Oh, be in no doubt that their talents outweigh their shortcomings to an almost laughable degree – as well as the stuff around tonal consistency, adept timing and expressive midrange reproduction, they’re also very accomplished when it comes to describing a recording environment. Once through Erroll Garner’s Concert by the Sea [Columbia] makes the size and shape of the Sunset Center Assembly Hall explicit – and from there the ELACs make any number of pertinent observations about the number of attendees, the distance and reflectivity of hard surfaces and so on. It seems unlikely you’ll get a fuller or more vivid picture from any price-comparable alternative.
So as a combination of passably contemporary looks, undeniable quality of build and finish, impressive (and, in places, very individual) specification, and even-handed, effortless and prodigiously detailed sound, the ELAC Vela FS 408 are right on the money. There’s little to teach them about timing, or the minor second-stage harmonic details that can make all the difference to the sound of a solo piano. ‘Attentive’ is too mild a description for the attitude the ELACs adopt.
And anyway, should you really expect an aesthete to be able to hold their own in a brawl outside a pub?
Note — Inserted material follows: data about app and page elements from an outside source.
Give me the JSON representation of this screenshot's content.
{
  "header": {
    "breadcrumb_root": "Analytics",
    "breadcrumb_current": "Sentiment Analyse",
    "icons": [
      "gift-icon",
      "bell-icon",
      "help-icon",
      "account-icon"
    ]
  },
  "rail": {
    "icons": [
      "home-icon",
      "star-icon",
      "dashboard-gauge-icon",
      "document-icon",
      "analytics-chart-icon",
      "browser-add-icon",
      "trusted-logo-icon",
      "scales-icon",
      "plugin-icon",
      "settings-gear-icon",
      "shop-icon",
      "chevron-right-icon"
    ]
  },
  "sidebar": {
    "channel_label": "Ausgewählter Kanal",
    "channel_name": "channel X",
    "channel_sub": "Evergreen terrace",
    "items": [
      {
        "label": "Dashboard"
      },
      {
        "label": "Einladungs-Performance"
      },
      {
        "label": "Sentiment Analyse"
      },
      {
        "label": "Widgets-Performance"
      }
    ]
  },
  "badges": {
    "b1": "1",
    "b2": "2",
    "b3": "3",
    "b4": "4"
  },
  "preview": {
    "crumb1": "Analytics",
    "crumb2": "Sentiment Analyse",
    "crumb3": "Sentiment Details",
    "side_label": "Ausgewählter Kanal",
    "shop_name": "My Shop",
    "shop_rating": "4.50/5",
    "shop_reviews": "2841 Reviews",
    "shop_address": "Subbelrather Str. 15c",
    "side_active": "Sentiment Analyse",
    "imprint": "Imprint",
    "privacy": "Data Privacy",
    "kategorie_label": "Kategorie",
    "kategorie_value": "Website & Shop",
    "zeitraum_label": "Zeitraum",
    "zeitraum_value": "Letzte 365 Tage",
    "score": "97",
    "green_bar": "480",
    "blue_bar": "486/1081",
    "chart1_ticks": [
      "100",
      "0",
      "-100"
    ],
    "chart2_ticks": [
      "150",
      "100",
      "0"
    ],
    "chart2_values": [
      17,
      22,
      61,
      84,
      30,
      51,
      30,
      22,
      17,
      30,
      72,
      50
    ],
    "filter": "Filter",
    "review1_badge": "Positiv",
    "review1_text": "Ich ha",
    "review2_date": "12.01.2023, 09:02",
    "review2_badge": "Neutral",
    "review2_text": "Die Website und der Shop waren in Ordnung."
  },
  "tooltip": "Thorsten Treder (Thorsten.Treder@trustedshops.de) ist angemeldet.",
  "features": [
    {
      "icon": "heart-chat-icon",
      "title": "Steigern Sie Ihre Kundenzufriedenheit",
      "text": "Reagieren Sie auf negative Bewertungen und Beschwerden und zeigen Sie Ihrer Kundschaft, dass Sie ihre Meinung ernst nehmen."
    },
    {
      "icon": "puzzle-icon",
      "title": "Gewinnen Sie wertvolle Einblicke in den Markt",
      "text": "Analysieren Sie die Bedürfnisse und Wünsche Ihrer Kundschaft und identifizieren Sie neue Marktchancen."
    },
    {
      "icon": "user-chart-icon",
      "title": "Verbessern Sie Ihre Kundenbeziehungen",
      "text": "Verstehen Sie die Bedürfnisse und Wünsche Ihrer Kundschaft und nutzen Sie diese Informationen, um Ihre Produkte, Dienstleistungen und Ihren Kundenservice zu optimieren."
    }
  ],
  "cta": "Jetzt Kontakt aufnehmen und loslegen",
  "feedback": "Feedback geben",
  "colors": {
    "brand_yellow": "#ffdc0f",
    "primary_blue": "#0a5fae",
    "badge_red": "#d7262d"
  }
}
It’s possible to make demands of the Vela FS 408 that they’re uncomfortable trying to fulfil – the dynamic switch from ‘solo triangle player at the rear of the stage’ to ‘every section of the orchestra attempting to overpower every other section’ is not where the ELACs excel. But take them on their own terms and they have more than enough about them to make every listen a smooth and informative journey.
- Type: 2.5-way; bass reflex port;
- Driver complement: 1 × JET5 tweeter; 1 × 180mm AS-XR midrange driver; 1 × 180mm AS-XR bass driver
- Frequency response: 28Hz–50kHz
- Crossover frequency: 450Hz; 2550Hz
- Impedance: 4 Ohms nominal
(3.6 Ohms minimum)
- Sensitivity: 88.5dB/W/m
- Dimensions (H×W×D):
1142 × 276 × 332mm
- Weight: 27 kg/each
- Finishes: High gloss white; high gloss black
- Price: £4,500/pair
Manufacturer: ELAC Electroacustic GmbH
UK Distributor: Hi-Fi Network